Physical router

Besides checking the routing table on the Tier-0 Gateway, you can also verify the OSPFv2 on the physical router. Commands used in this chapter can vary depending on your vendor.

In above screenshot you see 6 routes learned via OSPF. But only 3 are selected. This for the same reason I’ve explained before. Directly connected routes are preferred.

Now my physical router knows how to route towards all overlay segments (192.168.x.x/24) and even the NSX-T load balanced VIP.

Both OSPFv2 and BGP configured, what now?

If both OSPFv2 and BGP are configured, both the Tier-0 Gateway and physical routes have multiple ways to route to the advertised subnets/segments. Which will be preferred?

Routes will be preferred by looking at its Administrative distance. Routes with the lowest AD will be preferred.

Definition

Administrative distance is the feature that routers use in order to select the best path when there are two or more different routes to the same destination from two different routing protocols.
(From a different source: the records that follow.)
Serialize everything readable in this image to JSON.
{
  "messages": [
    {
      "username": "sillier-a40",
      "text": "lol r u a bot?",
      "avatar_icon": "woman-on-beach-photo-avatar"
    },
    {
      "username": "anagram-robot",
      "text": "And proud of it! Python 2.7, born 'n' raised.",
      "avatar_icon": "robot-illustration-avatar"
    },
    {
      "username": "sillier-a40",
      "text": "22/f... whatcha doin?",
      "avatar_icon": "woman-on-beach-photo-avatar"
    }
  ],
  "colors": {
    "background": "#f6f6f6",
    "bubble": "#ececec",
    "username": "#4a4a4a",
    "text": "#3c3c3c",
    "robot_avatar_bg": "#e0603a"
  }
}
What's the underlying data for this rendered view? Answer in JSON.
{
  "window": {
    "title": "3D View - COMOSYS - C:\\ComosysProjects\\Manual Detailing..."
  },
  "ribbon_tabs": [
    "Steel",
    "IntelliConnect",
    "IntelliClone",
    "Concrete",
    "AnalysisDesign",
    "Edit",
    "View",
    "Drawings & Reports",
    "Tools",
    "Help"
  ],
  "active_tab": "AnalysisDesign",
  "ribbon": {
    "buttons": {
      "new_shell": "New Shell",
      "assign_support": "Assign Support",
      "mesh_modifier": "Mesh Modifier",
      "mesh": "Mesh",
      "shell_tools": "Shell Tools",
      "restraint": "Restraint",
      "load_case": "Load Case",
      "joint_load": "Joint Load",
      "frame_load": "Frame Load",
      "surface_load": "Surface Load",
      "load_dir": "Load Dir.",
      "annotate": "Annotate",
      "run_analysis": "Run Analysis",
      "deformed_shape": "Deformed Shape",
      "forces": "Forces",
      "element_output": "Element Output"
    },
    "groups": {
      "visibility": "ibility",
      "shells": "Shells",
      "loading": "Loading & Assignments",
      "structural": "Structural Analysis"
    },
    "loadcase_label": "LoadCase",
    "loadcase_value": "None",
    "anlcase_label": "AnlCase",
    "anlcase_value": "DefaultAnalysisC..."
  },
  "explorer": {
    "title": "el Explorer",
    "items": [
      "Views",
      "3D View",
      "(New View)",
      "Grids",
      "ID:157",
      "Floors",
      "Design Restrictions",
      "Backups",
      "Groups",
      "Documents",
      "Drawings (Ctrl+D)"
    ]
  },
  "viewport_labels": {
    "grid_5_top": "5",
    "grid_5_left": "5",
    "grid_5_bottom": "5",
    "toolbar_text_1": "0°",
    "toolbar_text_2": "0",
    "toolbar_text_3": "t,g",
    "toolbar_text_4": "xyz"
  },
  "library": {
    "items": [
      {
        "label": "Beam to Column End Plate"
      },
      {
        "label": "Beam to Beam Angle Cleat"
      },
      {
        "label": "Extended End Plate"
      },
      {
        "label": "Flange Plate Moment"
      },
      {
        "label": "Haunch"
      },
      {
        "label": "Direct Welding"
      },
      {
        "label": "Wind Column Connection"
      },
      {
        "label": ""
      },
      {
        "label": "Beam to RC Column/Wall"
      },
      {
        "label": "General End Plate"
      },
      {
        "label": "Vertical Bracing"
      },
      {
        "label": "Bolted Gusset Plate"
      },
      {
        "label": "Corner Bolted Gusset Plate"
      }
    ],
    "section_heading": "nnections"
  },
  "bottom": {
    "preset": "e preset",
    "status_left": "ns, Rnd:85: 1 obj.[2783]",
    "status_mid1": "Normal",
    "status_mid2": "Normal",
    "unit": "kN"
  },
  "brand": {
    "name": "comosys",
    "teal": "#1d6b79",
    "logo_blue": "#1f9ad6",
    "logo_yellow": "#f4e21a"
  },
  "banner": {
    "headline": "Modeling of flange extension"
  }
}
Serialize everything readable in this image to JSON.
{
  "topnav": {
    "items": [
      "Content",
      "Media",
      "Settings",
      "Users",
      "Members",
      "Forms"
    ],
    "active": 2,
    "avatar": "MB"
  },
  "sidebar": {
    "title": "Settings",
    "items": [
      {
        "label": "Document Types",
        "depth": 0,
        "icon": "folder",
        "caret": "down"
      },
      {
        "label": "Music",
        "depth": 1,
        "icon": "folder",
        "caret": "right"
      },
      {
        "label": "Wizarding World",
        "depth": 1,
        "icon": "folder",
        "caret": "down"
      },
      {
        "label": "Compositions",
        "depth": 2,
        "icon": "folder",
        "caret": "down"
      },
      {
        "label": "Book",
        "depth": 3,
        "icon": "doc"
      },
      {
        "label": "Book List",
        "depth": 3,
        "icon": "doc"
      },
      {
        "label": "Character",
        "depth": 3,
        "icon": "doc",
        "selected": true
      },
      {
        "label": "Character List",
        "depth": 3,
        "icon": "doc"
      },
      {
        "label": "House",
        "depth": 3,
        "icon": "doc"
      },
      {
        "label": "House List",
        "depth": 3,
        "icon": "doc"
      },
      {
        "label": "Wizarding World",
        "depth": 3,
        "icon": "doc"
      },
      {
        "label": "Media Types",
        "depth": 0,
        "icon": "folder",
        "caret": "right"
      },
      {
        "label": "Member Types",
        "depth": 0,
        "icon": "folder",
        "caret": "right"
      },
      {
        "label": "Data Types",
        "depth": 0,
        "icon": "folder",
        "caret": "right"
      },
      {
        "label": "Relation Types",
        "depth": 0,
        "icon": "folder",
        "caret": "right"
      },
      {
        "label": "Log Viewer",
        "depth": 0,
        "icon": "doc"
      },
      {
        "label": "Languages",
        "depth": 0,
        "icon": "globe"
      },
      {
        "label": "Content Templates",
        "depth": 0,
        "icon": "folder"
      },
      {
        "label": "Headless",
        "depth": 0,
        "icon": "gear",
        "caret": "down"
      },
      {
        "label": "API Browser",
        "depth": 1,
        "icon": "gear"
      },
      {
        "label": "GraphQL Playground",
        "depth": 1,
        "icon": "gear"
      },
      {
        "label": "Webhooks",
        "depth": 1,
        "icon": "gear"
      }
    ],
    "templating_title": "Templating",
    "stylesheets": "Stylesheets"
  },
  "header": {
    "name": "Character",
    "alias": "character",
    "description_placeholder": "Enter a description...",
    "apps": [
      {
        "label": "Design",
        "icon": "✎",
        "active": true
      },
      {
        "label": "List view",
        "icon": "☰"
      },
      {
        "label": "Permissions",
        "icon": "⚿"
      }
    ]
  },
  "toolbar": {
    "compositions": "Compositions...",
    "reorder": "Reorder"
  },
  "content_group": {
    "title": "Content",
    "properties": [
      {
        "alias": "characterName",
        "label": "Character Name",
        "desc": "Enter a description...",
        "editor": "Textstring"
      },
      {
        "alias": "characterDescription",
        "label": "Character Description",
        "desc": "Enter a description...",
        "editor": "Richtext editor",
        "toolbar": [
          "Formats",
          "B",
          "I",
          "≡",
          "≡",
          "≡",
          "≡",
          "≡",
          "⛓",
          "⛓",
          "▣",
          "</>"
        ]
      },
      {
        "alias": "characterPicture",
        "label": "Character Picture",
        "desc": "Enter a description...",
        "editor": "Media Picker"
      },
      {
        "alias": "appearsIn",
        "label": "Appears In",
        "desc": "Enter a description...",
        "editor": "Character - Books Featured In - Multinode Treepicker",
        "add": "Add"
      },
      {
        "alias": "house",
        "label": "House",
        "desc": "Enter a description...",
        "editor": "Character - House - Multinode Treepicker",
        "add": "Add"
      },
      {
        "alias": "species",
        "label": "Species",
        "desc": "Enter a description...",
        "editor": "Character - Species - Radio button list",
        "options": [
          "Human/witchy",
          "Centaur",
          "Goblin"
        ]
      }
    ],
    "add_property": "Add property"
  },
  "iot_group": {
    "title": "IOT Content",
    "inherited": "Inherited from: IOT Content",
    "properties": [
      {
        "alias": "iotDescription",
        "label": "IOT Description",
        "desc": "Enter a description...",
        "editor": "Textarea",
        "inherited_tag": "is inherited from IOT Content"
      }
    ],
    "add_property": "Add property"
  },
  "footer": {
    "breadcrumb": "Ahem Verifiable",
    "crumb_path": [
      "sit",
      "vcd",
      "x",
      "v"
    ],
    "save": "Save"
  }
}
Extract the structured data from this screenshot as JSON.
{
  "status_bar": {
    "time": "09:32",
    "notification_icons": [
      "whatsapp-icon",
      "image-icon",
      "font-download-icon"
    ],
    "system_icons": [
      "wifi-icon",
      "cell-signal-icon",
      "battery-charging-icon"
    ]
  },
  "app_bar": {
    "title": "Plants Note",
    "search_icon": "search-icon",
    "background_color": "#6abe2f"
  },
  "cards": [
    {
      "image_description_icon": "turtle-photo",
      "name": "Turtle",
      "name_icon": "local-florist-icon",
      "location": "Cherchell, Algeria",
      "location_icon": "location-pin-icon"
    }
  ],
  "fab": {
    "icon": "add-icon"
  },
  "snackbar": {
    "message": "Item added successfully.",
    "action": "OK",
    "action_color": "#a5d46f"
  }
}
Administrative distance defines the reliability of a routing protocol. Each routing protocol is prioritized in order of most to least reliable (believable) with the help of an administrative distance value. (ref.: https://www.cisco.com/c/en/us/support/docs/ip/border-gateway-protocol-bgp/15986-admin-distance.html)

AD Values

Each routing protocol has an Administrative distance. These values can depend from vendor. The AD value is only local and can be different for each router. Manually configuration is possible as well.

Broadly known values are:

Directly connected0
Static route1
EIGRP summary5
External BGP20
EIGRP90
IGRP100
OSPF110
IS-IS115
RIP120
ODR160
External EIGRP170
Internal BGP200
Unknown255

Let’s check the routing tables again after enabling BGP.

Tier-0 SR

As you can see in the above protocol specific routing tables, routes has been learned via OSPF and BGP. But we can see that the AD of BGP is only 20 and the AD of OSPF is set at 110. The AD value is put between square brackets [AD/Metric] in the routing table.

Because 20 is lower than 110, the BGP route is preferred. The preferred routes are tagged with “>”.

Physical router

The VyOS router shows similar behaviour. BGP is preferred over OSPF because of the same reason.

End of this post

Thanks for reading this blog. I hope you learned some new interesting things.

If you have some questions or if you see some mistakes in one of my blog posts, don’t hesitate to contact me.